The 45-15 schedule is not year-round schooling, as many might assume, it is a balanced calendar. The superintendent of the ALSD, Dr. Michael Funk said, “Essentially, we would have nine weeks of school, two weeks off, repeat this three times throughout the school year, and still have an 11 week summer.” Summer break is shortened, by a few weeks, but not cut out. After each quarter there would be about two weeks of break.

In Rochester, Longfellow Elementary School, has adapted to the 45-15 schedule. They have classes for nine to 10 weeks, then a three week break called intersessions. Longfellow Elementary School begins class towards the end of July. The main reason schools, like Longfellow Elementary, are changing to this schedule is because this way students do not lose what they learned the previous year.
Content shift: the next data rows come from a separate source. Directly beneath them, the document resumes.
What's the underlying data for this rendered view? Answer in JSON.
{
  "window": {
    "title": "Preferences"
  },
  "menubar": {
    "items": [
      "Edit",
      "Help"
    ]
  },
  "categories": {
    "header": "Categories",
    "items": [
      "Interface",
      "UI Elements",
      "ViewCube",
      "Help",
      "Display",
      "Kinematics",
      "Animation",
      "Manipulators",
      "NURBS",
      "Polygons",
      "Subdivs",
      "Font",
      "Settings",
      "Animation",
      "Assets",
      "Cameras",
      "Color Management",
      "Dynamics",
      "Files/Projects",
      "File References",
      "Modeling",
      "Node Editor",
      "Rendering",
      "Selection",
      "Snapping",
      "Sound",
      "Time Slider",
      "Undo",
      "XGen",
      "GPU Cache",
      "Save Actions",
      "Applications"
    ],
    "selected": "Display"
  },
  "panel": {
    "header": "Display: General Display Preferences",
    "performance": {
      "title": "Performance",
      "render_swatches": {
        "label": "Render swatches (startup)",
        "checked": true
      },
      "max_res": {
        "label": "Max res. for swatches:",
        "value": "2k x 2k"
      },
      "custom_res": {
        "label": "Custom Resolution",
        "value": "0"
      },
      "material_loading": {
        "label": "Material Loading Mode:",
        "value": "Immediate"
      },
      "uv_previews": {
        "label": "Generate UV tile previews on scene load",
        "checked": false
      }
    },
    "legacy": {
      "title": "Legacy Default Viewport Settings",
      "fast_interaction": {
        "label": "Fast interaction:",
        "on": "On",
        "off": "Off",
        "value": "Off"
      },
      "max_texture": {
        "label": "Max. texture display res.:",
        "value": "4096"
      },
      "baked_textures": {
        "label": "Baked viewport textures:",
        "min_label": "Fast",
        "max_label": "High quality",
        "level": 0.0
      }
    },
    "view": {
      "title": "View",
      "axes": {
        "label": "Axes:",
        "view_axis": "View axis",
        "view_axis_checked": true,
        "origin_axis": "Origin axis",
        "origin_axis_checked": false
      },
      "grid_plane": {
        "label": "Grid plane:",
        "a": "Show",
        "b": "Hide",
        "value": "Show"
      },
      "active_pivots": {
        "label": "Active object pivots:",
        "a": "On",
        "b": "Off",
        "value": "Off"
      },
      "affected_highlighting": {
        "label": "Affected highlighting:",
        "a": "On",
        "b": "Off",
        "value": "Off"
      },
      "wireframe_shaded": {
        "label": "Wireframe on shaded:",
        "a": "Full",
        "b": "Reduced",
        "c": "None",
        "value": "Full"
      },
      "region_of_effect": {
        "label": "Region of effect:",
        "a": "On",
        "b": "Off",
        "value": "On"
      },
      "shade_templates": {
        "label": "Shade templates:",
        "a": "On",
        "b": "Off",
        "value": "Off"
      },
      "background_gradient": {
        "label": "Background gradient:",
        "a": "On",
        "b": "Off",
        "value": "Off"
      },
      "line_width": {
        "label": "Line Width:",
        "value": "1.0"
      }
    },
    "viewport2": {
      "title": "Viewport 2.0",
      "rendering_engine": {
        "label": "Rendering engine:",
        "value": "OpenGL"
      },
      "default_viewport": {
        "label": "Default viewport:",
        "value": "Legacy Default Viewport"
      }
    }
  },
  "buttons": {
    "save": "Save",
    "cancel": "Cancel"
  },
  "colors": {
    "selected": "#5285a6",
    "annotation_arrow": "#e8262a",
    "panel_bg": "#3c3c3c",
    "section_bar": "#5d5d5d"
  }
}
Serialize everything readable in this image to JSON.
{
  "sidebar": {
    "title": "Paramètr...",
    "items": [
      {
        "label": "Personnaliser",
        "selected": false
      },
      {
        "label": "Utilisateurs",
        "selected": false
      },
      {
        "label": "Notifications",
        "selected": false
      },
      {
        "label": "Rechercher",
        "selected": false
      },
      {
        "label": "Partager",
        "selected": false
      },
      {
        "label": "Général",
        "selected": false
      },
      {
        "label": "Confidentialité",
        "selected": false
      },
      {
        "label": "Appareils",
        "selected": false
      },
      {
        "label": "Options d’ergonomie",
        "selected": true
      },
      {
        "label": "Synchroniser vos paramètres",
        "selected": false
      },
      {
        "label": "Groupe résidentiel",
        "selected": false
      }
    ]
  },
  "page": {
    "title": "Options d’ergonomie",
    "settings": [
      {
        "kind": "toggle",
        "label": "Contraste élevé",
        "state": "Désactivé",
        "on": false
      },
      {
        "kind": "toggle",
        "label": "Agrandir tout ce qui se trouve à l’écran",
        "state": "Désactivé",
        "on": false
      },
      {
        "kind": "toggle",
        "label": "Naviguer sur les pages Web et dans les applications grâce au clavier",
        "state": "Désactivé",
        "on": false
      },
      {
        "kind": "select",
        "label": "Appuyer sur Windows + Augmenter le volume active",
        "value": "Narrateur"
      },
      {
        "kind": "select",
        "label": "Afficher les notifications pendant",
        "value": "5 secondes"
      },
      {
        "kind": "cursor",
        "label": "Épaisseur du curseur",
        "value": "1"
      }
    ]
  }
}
Schools that have changed to the 45-15 schedule see the problem in the Owatonna schedule being summer is too long to possibly remember the logarithmic function learned in Pre-Calc last semester.

In the Rochester school district, this schedule has worked for 15 years already and has succeeded in their community. Would it hurt or succeed in the Owatonna school district? As of now, Owatonna starts school the day after Labor Day. With a 45-15 schedule in effect, school would most likely start near the end of July, as in Rochester. Like Dr. Funk said, there would be approximately 11 weeks, or close, of summer. The only difference is that students do not forget all they learned the year before. The 15 day break students get would fall in Oct., Dec. and March essentially around the holidays and breaks students already get. That means that it would not affect the holiday vacation students receive.

So again, imagine a summer with school still in session- for part of it. At first thought, it might seem like a bad idea, but it does not affect much of the schedule already in place.